opening ceremony gets retro futuristic for fall/winter 16
Is there some sort of sci-fi fashion club that convenes on the UC Berkeley campus? The California college has produced a few notably chic futurists, including Patrik Ervell -- whose specific menswear language is versed in a techy but romantic modernism. Rodarte designers Kate and Laura Mulleavy are also alumna. They've captivated us with magic, feminine visions of a brave new world (and on one occasion, taken an enviable trip to the Star Wars archive). Last night, Carol Lim and Humberto Leon decided they wanted in on their former classmates' sci-fi fun and showed an Opening Ceremony collection rooted in retro-futurism.
"Carol and I have been talking about all the sci-fi films we grew up loving, so we decided to actually contact Syd Mead who did a lot of drawings for Blade Runner and Tron and Alien," Leon said. The ever-curious duo interviewed the artist to develop their story, but found the clothing in his illustrations wasn't distant galaxy far-fetched. Mead not only did commissions for the cult films, he also drew cities for urban planning. "He said, 'When I draw people and clothing, it's about reality -- what my friends are wearing. When I draw a setting, it's about the future.' I think that really informed how we thought about this collection," explained Leon. "Yes, we're approaching the idea of the future, but we really wanted there to be a reality in the clothing."
That clothing paid tribute to Mead not just in the incorporation of his illustrations on dresses and sweatshirts, but in his vision of the future as, in part, familiar. Lim and Leon didn't do much conceptual conjecturing; they showed what we're into right now. Slouchy off-the-shoulder knits, strong and straight silhouettes, denim (yes, jeans will probably still exist in 2100) and over-the-knee boots. The designers put a special focus on fabric development this season, which resulted in a shimmery series of knit jacquards. "We wanted this strong, feminine woman to feel really empowered," said Leon. "That's how people around us want to feel."

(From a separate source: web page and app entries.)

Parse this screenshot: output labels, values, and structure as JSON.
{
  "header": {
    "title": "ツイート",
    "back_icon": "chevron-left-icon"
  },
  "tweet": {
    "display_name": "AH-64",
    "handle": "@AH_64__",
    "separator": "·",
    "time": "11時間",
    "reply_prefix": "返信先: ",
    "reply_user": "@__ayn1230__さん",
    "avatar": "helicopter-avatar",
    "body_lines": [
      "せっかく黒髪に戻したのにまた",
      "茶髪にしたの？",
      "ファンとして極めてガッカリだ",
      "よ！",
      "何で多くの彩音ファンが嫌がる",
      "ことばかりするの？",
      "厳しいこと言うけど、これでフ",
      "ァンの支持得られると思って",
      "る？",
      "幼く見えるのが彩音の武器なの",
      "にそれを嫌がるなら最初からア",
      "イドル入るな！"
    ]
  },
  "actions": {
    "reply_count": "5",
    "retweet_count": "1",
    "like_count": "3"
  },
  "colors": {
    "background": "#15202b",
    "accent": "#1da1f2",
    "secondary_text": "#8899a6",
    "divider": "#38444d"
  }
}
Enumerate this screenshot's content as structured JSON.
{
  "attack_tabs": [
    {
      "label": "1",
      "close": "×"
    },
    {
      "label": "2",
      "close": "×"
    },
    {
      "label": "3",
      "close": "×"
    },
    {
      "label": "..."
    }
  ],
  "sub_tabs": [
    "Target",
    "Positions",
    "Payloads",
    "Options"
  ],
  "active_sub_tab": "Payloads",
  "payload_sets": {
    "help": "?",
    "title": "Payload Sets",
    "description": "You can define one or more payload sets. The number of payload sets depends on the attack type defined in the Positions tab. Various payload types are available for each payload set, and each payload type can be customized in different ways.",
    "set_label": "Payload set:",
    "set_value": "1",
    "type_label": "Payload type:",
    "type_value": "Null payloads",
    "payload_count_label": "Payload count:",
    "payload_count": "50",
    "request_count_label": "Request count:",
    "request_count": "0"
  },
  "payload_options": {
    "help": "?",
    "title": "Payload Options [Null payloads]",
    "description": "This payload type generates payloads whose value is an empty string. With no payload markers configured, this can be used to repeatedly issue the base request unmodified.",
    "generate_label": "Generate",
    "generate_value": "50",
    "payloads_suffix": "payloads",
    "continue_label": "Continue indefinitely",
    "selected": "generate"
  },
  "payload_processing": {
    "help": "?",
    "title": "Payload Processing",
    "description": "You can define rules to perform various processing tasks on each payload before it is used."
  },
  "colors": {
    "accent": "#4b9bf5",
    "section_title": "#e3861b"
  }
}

As it so often does, set design played a chiefly important role in communicating the collection's overarching thoughts. Pier 90 was filled with 60s-style silver inflatable spaceships and hovercrafts that ascended from a bright orange carpet as the house lights dimmed. The objects were playful, but their kitsch and volume was purposeful. "In classic sci-fi film sets, there was this great idea about a lo-fi, hi-fi vibe," said Leon, and he's right. The films he's referencing were created without today's CG technology, sure, but they're also products of an era before sci-fi films became major, big budget blockbusters drawing wide audiences. Before the first Star Wars iteration (its budget was a paltry $11 million) debuted in 1977, sci-fi was still considered niche and nerdy. "With the new Star Wars, J.J. Abrams talked about filming it in a way that felt like the old format," said Leon. "We didn't want to make things feel like we're super futuristic or robotic and crazy -- but going back to something authentic."
Text Emily Manning
Photography Jason Lloyd Evans